Therefore, the question I have formulated for my research is: Why are there so many varying perceptions on nutrition and what role does information play in determining these perceptions?

I aim to gain insight into the food industry and understand why so many people have contradicting opinions about health. I have often come across these contradictions in my own life. Due to my mother being a personal trainer, she is very aware of nutritional information and I often go to her for nutritional advice. She believes that a high protein, high fat, low carb diet with fresh fruits and vegetables is the best way to go, thus I tend to lean towards those beliefs myself. However, I have friends who follow a vegan diet, and see public figures promoting a high carb, plant based diet as the optimum lifestyle. So how is there information that promotes both contradicting lifestyles to be correct? What is the source of this information? More importantly, how will this affect the future of public health? Furthermore, I hope to discover what makes an individual a “fanatic” of these lifestyles.

Possible methods that I can utilise to obtain answers to these questions are focus groups or online surveys. I feel that anonymous online surveys would encourage people to be more candid about their nutritional views. I will conduct quantitative research, such as asking participants their gender, age, where they grew up and where they tend to source most of their information. I will then follow that up with qualitative research by going into more detail about their perceptions and understanding of health and nutrition. This information will hopefully allow me to observe patterns and links between the demographic of people and whether that has an impact on their nutritional views.

Additionally, I hope to explore research ethics and how to properly conduct research in a manner that is respectful to participants and their views. Specifically, how to respect opinions that may conflict with my own, and not let my bias opinions shape that way I conduct my research.

Curiosity killed the cat – Or in this case, saved my health.

Hi All!

It’s been a while.

Approximately 6 months since I last did a blog post in fact.

And while many things have stayed constant in my life over the past few months, I like to think that there have been a few positive changes as well.

This week in our BCM212 lecture we were asked to reflect on where curiosity has led us in terms of learning, and the first thing I thought of was my health. Before you roll your eyes and tune out, this is not a blog post where I brag about my vast health improvements – as much as I would like to brag, I know that it’s not what people want to hear.

Being that last year was my first year of Uni and I spent that first year on campus, my health pretty much went down the drain – which is pretty typical of first year students living away from home. My new found independence lead to some poor decisions and several kilograms gained, and it took me a year to realise that enough was enough.

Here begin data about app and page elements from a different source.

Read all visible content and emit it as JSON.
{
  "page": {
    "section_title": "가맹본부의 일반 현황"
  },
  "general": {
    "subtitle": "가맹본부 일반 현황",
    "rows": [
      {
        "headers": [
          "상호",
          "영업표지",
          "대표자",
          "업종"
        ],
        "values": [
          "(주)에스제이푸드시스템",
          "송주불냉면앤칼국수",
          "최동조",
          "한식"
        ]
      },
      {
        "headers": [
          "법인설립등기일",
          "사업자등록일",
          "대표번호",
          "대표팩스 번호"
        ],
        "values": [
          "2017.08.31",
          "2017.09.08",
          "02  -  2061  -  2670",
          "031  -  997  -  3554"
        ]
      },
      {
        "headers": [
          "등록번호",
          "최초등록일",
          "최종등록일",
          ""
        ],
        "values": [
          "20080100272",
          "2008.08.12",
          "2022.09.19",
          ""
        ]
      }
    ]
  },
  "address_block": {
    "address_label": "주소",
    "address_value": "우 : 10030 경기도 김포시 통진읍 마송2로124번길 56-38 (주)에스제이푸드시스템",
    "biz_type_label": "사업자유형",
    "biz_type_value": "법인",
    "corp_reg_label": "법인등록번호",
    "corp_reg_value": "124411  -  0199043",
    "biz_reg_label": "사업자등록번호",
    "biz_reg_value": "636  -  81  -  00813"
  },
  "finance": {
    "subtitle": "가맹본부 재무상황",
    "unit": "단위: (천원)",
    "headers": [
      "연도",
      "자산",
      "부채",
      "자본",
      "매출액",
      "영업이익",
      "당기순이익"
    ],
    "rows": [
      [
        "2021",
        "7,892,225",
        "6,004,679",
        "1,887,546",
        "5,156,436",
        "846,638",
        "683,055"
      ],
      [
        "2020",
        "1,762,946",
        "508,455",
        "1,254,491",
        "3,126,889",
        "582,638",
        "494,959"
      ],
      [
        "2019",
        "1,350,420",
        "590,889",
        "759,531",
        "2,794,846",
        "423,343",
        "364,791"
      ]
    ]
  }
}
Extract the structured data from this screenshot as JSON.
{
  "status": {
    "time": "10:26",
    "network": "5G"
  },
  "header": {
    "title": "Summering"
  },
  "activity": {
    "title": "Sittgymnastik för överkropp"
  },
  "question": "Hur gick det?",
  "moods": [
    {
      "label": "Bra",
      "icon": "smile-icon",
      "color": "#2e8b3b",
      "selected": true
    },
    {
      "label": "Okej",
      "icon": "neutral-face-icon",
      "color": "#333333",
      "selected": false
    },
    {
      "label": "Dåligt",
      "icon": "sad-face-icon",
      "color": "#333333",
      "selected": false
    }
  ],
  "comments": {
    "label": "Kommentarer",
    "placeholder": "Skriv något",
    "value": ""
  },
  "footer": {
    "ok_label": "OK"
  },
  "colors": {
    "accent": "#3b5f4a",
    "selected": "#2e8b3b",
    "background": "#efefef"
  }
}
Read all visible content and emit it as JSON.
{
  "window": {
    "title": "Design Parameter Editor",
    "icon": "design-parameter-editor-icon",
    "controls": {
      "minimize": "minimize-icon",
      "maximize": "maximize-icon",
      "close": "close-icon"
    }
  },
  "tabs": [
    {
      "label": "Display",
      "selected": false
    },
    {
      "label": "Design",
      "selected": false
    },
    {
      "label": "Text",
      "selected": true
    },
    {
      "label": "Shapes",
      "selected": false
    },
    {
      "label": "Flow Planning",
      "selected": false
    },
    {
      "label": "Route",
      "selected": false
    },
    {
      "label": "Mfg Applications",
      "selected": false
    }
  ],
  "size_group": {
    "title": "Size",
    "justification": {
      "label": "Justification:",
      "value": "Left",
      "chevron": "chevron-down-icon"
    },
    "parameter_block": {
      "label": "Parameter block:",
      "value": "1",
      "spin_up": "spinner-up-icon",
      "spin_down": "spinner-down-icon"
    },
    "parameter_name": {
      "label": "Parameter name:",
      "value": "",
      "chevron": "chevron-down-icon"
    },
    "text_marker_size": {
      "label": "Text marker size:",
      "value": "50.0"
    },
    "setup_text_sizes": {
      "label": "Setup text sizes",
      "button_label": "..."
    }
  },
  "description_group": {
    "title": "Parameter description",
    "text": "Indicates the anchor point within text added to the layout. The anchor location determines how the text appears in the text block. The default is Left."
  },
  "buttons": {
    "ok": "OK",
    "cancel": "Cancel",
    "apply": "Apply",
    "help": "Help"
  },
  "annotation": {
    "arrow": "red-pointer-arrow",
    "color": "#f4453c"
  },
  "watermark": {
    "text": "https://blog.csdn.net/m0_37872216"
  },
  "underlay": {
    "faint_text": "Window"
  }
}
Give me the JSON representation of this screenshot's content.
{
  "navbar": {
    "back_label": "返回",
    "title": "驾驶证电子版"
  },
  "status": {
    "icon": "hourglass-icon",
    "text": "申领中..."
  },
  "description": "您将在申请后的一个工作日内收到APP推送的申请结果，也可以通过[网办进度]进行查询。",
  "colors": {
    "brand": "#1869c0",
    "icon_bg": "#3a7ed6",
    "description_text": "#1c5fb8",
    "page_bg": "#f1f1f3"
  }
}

My curiosity essentially led the charge, taking me to various health websites and all of the food documentaries that Netflix has to offer. I learned so much about the food industry and the misinformation that is perpetuated and believed by the public. And while I would like to share all of that information with you, that is not really the point of this post so I encourage you to find out for yourself.

To sum up, my health has improved and I’m finally back to where I started, for now anyway. I’ve learned that curiosity is a powerful tool that allows us to absorb information and perhaps find new passions.

If it weren’t for that burst of curiosity all of those months ago, my chubby, miserable alter-ego would probably still be here.

And I’m so glad she’s gone.